Teoh says that for the Tiger brand, the past few years have been shaky. Its engagement rate with consumers has not always been the strongest and to turn this around, she and her team took to the streets to change the perceptions Singaporeans had about the brand.
“It wasn’t easy to try and speak to everyone,” she says.
“When we briefed our creative agency, BBDO, the brief was very clear: whatever we do, the brand must be real, it must be genuine.”
And that’s where the agency came back with the hawker stories. With no script in hand, and just raw real stories, Teoh and her team took on the risk the campaign might be digital heavy, and as such, not reach out to older consumers. Also, since the first film was in Teochew, it couldn’t cross into free-to-air channels. To Teoh and her team’s surprise, the campaign not only reached out to the young, but also to the old.
“It had a lot of social media talkability. Storytelling based on a real genuine story really connected. We used Teochew because the hawker was more comfortable in Teochew, and we wanted him to be comfortable, just be him, and tell his story in his own words. And it worked,” she says.

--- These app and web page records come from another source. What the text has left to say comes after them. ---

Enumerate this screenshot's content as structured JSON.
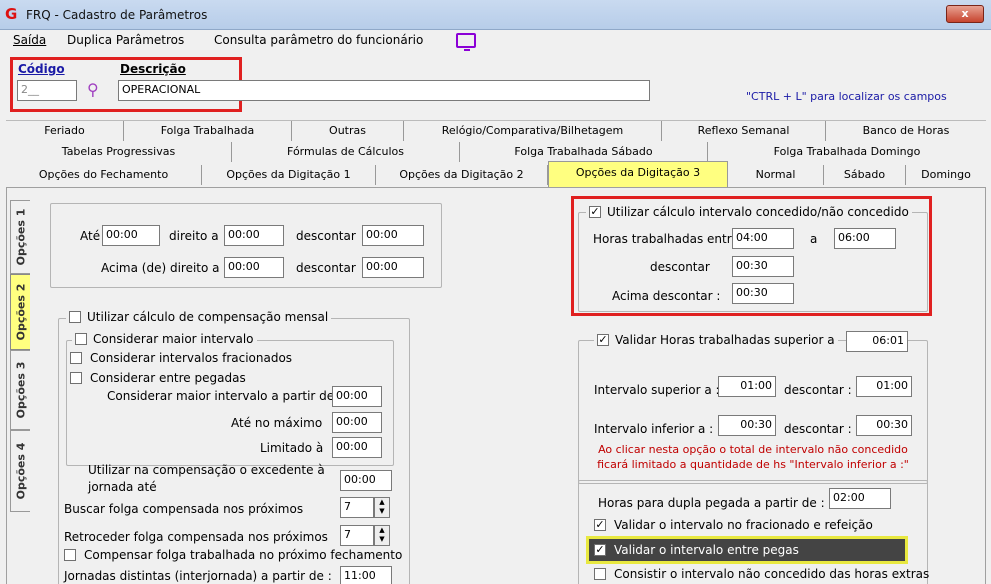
{
  "window": {
    "title": "FRQ - Cadastro de Parâmetros",
    "close": "x"
  },
  "menu": [
    "Saída",
    "Duplica Parâmetros",
    "Consulta parâmetro do funcionário"
  ],
  "header": {
    "codigo_label": "Código",
    "codigo_value": "2__",
    "descricao_label": "Descrição",
    "descricao_value": "OPERACIONAL",
    "hint": "\"CTRL + L\" para localizar os campos"
  },
  "tabs": {
    "row1": [
      "Feriado",
      "Folga Trabalhada",
      "Outras",
      "Relógio/Comparativa/Bilhetagem",
      "Reflexo Semanal",
      "Banco de Horas"
    ],
    "row2": [
      "Tabelas Progressivas",
      "Fórmulas de Cálculos",
      "Folga Trabalhada Sábado",
      "Folga Trabalhada Domingo"
    ],
    "row3": [
      "Opções do Fechamento",
      "Opções da Digitação 1",
      "Opções da Digitação 2",
      "Opções da Digitação 3",
      "Normal",
      "Sábado",
      "Domingo"
    ]
  },
  "side_tabs": [
    "Opções 1",
    "Opções 2",
    "Opções 3",
    "Opções 4"
  ],
  "left": {
    "ate_label": "Até",
    "ate_value": "00:00",
    "direito_label": "direito a",
    "direito_value": "00:00",
    "descontar_label": "descontar",
    "descontar_value": "00:00",
    "acima_label": "Acima (de) direito a",
    "acima_value": "00:00",
    "acima_desc_label": "descontar",
    "acima_desc_value": "00:00",
    "compensacao_label": "Utilizar cálculo de compensação mensal",
    "maior_intervalo_label": "Considerar maior intervalo",
    "fracionados_label": "Considerar intervalos fracionados",
    "entre_pegadas_label": "Considerar entre pegadas",
    "maior_partir_label": "Considerar maior intervalo a partir de",
    "maior_partir_value": "00:00",
    "ate_maximo_label": "Até no máximo",
    "ate_maximo_value": "00:00",
    "limitado_label": "Limitado à",
    "limitado_value": "00:00",
    "excedente_label_1": "Utilizar na compensação o excedente à",
    "excedente_label_2": "jornada até",
    "excedente_value": "00:00",
    "buscar_label": "Buscar folga compensada nos próximos",
    "buscar_value": "7",
    "retroceder_label": "Retroceder folga compensada nos próximos",
    "retroceder_value": "7",
    "compensar_label": "Compensar folga trabalhada no próximo fechamento",
    "jornadas_label": "Jornadas distintas (interjornada) a partir de :",
    "jornadas_value": "11:00"
  },
  "right": {
    "concedido_label": "Utilizar cálculo intervalo concedido/não concedido",
    "horas_entre_label": "Horas trabalhadas entre :",
    "horas_entre_from": "04:00",
    "a_label": "a",
    "horas_entre_to": "06:00",
    "descontar_label": "descontar",
    "descontar_value": "00:30",
    "acima_label": "Acima descontar :",
    "acima_value": "00:30",
    "validar_superior_label": "Validar Horas trabalhadas superior a",
    "validar_superior_value": "06:01",
    "int_sup_label": "Intervalo superior a :",
    "int_sup_value": "01:00",
    "int_sup_desc_label": "descontar :",
    "int_sup_desc_value": "01:00",
    "int_inf_label": "Intervalo inferior a :",
    "int_inf_value": "00:30",
    "int_inf_desc_label": "descontar :",
    "int_inf_desc_value": "00:30",
    "warning_1": "Ao clicar nesta opção o total de intervalo não concedido",
    "warning_2": "ficará limitado a quantidade de hs \"Intervalo inferior a :\"",
    "dupla_label": "Horas para dupla pegada a partir de :",
    "dupla_value": "02:00",
    "validar_fracionado_label": "Validar o intervalo no fracionado e refeição",
    "validar_pegas_label": "Validar o intervalo entre pegas",
    "consistir_label": "Consistir o intervalo não concedido das horas extras"
  },
  "colors": {
    "active_tab": "#ffff80",
    "highlight_box": "#e02020",
    "warning": "#c00000"
  }
}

Her journey into the world of marketing
Teoh’s first role in the world of sales and marketing was with a FMCG company, Sara Lee. There, she went through nine months of a rigorous management training programme where she was sent all over Malaysia to learn about sales and marketing. But she believes her first rub with marketing was when she ran for president for a student council team.
“I remember one day I had a friend who came to me and said that they were looking for a new president for the student council. And I said, all right then. And I ran for it. It was really like an election where you had to rally your voters to vote for you. That, to me, was really my first experience in marketing,” she says.

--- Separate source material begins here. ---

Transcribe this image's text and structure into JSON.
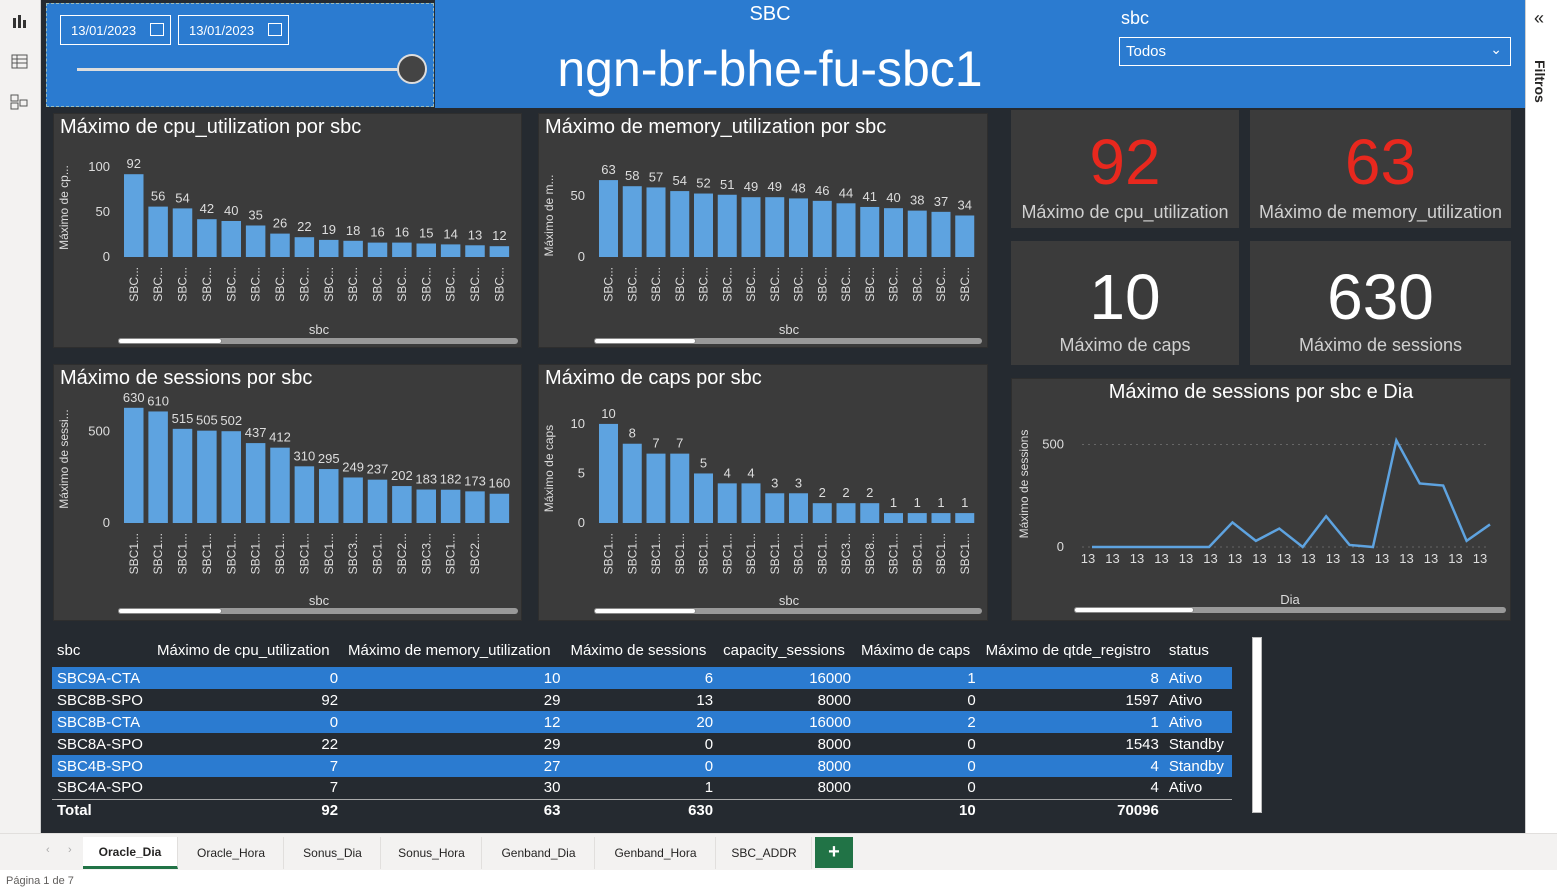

Fast forward to today, coming back to work on Tiger is almost like coming a full circle. She joined APB in 2003 in a sales role as a channel development manager and she worked her way up, basically pursuing innovations for Tiger. She then left the Tiger brand to manage the entirety of other APB brands.
Post the Heineken acquisition, she oversaw the development of the mainstream brands across the Asia Pacific region, then resumed to head the regional innovation and international brands team, before joining APB Singapore as head of marketing in 2015. As such, she is a strong believer that sales enrich marketing knowledge. For her it certainly has.
“When I look at marketing strategies, it’s not just about creating an emotion. My philosophy of marketing is that marketing does not stop in advertising. The job ends when a consumer actually picks up the product. It is until the very end,” she said.
This article originally appeared on www.marketing-interactive.com